◆ **Task brief**: Only an exact repetition of every entry counts as the answer.

◆ **Saved data entries**:
━━━━━━━━━━

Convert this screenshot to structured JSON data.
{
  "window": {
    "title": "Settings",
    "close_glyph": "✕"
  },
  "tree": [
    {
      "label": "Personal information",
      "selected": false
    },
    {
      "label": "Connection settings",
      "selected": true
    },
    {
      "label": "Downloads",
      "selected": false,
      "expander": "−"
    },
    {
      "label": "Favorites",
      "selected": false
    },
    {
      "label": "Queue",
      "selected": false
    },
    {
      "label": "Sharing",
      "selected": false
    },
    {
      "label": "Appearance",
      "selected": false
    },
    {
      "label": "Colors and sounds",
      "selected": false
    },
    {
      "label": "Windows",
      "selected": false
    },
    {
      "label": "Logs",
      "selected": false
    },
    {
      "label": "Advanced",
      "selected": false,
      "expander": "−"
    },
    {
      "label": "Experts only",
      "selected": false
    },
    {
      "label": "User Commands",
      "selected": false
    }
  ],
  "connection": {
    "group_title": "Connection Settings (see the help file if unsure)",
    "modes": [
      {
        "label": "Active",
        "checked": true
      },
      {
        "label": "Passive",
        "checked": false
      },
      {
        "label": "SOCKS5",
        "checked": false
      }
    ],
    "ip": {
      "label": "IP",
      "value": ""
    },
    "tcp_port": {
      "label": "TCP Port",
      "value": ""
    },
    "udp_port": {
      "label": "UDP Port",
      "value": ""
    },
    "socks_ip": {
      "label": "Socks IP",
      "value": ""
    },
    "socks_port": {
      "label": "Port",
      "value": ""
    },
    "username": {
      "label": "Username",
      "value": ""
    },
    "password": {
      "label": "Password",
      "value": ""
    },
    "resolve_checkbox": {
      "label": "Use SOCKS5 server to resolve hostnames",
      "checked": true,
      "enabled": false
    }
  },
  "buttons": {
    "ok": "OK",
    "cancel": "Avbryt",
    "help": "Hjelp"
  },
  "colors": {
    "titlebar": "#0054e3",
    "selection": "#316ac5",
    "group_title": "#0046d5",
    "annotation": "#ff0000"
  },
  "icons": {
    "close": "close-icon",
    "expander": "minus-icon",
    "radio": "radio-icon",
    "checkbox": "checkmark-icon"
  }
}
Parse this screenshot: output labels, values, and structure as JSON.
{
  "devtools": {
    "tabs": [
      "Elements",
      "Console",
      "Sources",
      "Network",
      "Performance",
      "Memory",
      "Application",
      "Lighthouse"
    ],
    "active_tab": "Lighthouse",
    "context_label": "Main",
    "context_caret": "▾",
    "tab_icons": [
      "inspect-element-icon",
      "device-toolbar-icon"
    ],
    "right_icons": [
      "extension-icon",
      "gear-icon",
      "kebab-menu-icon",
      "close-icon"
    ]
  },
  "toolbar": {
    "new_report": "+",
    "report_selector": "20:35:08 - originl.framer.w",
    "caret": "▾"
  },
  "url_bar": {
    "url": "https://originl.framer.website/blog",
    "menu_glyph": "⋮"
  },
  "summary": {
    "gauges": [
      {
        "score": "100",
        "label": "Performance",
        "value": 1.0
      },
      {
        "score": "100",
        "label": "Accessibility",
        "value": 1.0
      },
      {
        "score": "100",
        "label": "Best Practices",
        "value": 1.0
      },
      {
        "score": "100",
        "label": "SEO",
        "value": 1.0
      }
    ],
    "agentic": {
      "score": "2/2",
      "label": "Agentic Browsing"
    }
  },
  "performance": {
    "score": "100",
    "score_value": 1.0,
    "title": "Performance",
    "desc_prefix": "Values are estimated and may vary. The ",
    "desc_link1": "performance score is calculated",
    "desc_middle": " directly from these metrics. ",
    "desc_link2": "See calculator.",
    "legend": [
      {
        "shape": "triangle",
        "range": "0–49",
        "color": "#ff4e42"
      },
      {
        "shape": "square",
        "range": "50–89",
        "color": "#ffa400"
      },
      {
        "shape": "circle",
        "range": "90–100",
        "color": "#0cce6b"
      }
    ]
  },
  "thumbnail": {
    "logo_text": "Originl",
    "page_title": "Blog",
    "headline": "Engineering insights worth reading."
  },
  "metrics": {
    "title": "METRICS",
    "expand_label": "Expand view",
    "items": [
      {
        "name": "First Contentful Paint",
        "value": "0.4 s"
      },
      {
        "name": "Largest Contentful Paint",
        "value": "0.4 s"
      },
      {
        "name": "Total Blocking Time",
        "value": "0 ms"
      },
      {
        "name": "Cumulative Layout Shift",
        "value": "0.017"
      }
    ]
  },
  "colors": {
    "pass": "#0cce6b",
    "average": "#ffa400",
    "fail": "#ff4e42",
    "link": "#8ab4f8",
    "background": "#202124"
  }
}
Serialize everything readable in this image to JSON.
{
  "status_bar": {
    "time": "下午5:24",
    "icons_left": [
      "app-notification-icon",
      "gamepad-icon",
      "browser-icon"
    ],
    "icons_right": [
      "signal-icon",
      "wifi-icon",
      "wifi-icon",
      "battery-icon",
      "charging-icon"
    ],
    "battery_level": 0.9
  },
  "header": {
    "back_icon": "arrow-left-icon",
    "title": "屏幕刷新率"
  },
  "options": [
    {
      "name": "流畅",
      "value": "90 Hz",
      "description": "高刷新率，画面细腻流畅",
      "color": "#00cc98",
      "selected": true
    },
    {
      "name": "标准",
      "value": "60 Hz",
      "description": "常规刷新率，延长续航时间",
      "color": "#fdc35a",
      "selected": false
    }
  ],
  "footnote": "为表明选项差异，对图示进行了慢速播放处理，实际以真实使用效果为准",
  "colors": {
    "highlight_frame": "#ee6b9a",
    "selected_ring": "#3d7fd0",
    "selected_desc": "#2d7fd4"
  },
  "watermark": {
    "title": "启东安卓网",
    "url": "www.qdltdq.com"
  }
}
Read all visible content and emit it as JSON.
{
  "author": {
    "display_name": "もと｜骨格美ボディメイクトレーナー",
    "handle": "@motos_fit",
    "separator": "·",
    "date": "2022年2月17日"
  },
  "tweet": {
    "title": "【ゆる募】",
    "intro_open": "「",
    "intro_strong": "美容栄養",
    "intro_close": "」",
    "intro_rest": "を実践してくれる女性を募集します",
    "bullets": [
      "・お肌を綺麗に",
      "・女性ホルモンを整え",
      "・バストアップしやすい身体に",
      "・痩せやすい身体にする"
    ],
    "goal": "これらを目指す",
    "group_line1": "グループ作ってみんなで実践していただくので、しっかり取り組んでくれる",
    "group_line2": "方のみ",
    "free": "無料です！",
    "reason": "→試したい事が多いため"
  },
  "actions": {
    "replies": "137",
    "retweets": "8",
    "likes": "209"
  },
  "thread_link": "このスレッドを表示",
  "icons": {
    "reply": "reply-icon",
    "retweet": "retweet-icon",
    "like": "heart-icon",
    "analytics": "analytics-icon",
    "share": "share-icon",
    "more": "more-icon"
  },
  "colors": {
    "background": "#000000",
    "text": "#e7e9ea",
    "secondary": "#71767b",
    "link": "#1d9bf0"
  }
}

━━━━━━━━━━

◆ **Answer section**:
Convert this screenshot to structured JSON data.
{
  "window": {
    "title": "Settings",
    "close_glyph": "✕"
  },
  "tree": [
    {
      "label": "Personal information",
      "selected": false
    },
    {
      "label": "Connection settings",
      "selected": true
    },
    {
      "label": "Downloads",
      "selected": false,
      "expander": "−"
    },
    {
      "label": "Favorites",
      "selected": false
    },
    {
      "label": "Queue",
      "selected": false
    },
    {
      "label": "Sharing",
      "selected": false
    },
    {
      "label": "Appearance",
      "selected": false
    },
    {
      "label": "Colors and sounds",
      "selected": false
    },
    {
      "label": "Windows",
      "selected": false
    },
    {
      "label": "Logs",
      "selected": false
    },
    {
      "label": "Advanced",
      "selected": false,
      "expander": "−"
    },
    {
      "label": "Experts only",
      "selected": false
    },
    {
      "label": "User Commands",
      "selected": false
    }
  ],
  "connection": {
    "group_title": "Connection Settings (see the help file if unsure)",
    "modes": [
      {
        "label": "Active",
        "checked": true
      },
      {
        "label": "Passive",
        "checked": false
      },
      {
        "label": "SOCKS5",
        "checked": false
      }
    ],
    "ip": {
      "label": "IP",
      "value": ""
    },
    "tcp_port": {
      "label": "TCP Port",
      "value": ""
    },
    "udp_port": {
      "label": "UDP Port",
      "value": ""
    },
    "socks_ip": {
      "label": "Socks IP",
      "value": ""
    },
    "socks_port": {
      "label": "Port",
      "value": ""
    },
    "username": {
      "label": "Username",
      "value": ""
    },
    "password": {
      "label": "Password",
      "value": ""
    },
    "resolve_checkbox": {
      "label": "Use SOCKS5 server to resolve hostnames",
      "checked": true,
      "enabled": false
    }
  },
  "buttons": {
    "ok": "OK",
    "cancel": "Avbryt",
    "help": "Hjelp"
  },
  "colors": {
    "titlebar": "#0054e3",
    "selection": "#316ac5",
    "group_title": "#0046d5",
    "annotation": "#ff0000"
  },
  "icons": {
    "close": "close-icon",
    "expander": "minus-icon",
    "radio": "radio-icon",
    "checkbox": "checkmark-icon"
  }
}
Parse this screenshot: output labels, values, and structure as JSON.
{
  "devtools": {
    "tabs": [
      "Elements",
      "Console",
      "Sources",
      "Network",
      "Performance",
      "Memory",
      "Application",
      "Lighthouse"
    ],
    "active_tab": "Lighthouse",
    "context_label": "Main",
    "context_caret": "▾",
    "tab_icons": [
      "inspect-element-icon",
      "device-toolbar-icon"
    ],
    "right_icons": [
      "extension-icon",
      "gear-icon",
      "kebab-menu-icon",
      "close-icon"
    ]
  },
  "toolbar": {
    "new_report": "+",
    "report_selector": "20:35:08 - originl.framer.w",
    "caret": "▾"
  },
  "url_bar": {
    "url": "https://originl.framer.website/blog",
    "menu_glyph": "⋮"
  },
  "summary": {
    "gauges": [
      {
        "score": "100",
        "label": "Performance",
        "value": 1.0
      },
      {
        "score": "100",
        "label": "Accessibility",
        "value": 1.0
      },
      {
        "score": "100",
        "label": "Best Practices",
        "value": 1.0
      },
      {
        "score": "100",
        "label": "SEO",
        "value": 1.0
      }
    ],
    "agentic": {
      "score": "2/2",
      "label": "Agentic Browsing"
    }
  },
  "performance": {
    "score": "100",
    "score_value": 1.0,
    "title": "Performance",
    "desc_prefix": "Values are estimated and may vary. The ",
    "desc_link1": "performance score is calculated",
    "desc_middle": " directly from these metrics. ",
    "desc_link2": "See calculator.",
    "legend": [
      {
        "shape": "triangle",
        "range": "0–49",
        "color": "#ff4e42"
      },
      {
        "shape": "square",
        "range": "50–89",
        "color": "#ffa400"
      },
      {
        "shape": "circle",
        "range": "90–100",
        "color": "#0cce6b"
      }
    ]
  },
  "thumbnail": {
    "logo_text": "Originl",
    "page_title": "Blog",
    "headline": "Engineering insights worth reading."
  },
  "metrics": {
    "title": "METRICS",
    "expand_label": "Expand view",
    "items": [
      {
        "name": "First Contentful Paint",
        "value": "0.4 s"
      },
      {
        "name": "Largest Contentful Paint",
        "value": "0.4 s"
      },
      {
        "name": "Total Blocking Time",
        "value": "0 ms"
      },
      {
        "name": "Cumulative Layout Shift",
        "value": "0.017"
      }
    ]
  },
  "colors": {
    "pass": "#0cce6b",
    "average": "#ffa400",
    "fail": "#ff4e42",
    "link": "#8ab4f8",
    "background": "#202124"
  }
}
Serialize everything readable in this image to JSON.
{
  "status_bar": {
    "time": "下午5:24",
    "icons_left": [
      "app-notification-icon",
      "gamepad-icon",
      "browser-icon"
    ],
    "icons_right": [
      "signal-icon",
      "wifi-icon",
      "wifi-icon",
      "battery-icon",
      "charging-icon"
    ],
    "battery_level": 0.9
  },
  "header": {
    "back_icon": "arrow-left-icon",
    "title": "屏幕刷新率"
  },
  "options": [
    {
      "name": "流畅",
      "value": "90 Hz",
      "description": "高刷新率，画面细腻流畅",
      "color": "#00cc98",
      "selected": true
    },
    {
      "name": "标准",
      "value": "60 Hz",
      "description": "常规刷新率，延长续航时间",
      "color": "#fdc35a",
      "selected": false
    }
  ],
  "footnote": "为表明选项差异，对图示进行了慢速播放处理，实际以真实使用效果为准",
  "colors": {
    "highlight_frame": "#ee6b9a",
    "selected_ring": "#3d7fd0",
    "selected_desc": "#2d7fd4"
  },
  "watermark": {
    "title": "启东安卓网",
    "url": "www.qdltdq.com"
  }
}
Read all visible content and emit it as JSON.
{
  "author": {
    "display_name": "もと｜骨格美ボディメイクトレーナー",
    "handle": "@motos_fit",
    "separator": "·",
    "date": "2022年2月17日"
  },
  "tweet": {
    "title": "【ゆる募】",
    "intro_open": "「",
    "intro_strong": "美容栄養",
    "intro_close": "」",
    "intro_rest": "を実践してくれる女性を募集します",
    "bullets": [
      "・お肌を綺麗に",
      "・女性ホルモンを整え",
      "・バストアップしやすい身体に",
      "・痩せやすい身体にする"
    ],
    "goal": "これらを目指す",
    "group_line1": "グループ作ってみんなで実践していただくので、しっかり取り組んでくれる",
    "group_line2": "方のみ",
    "free": "無料です！",
    "reason": "→試したい事が多いため"
  },
  "actions": {
    "replies": "137",
    "retweets": "8",
    "likes": "209"
  },
  "thread_link": "このスレッドを表示",
  "icons": {
    "reply": "reply-icon",
    "retweet": "retweet-icon",
    "like": "heart-icon",
    "analytics": "analytics-icon",
    "share": "share-icon",
    "more": "more-icon"
  },
  "colors": {
    "background": "#000000",
    "text": "#e7e9ea",
    "secondary": "#71767b",
    "link": "#1d9bf0"
  }
}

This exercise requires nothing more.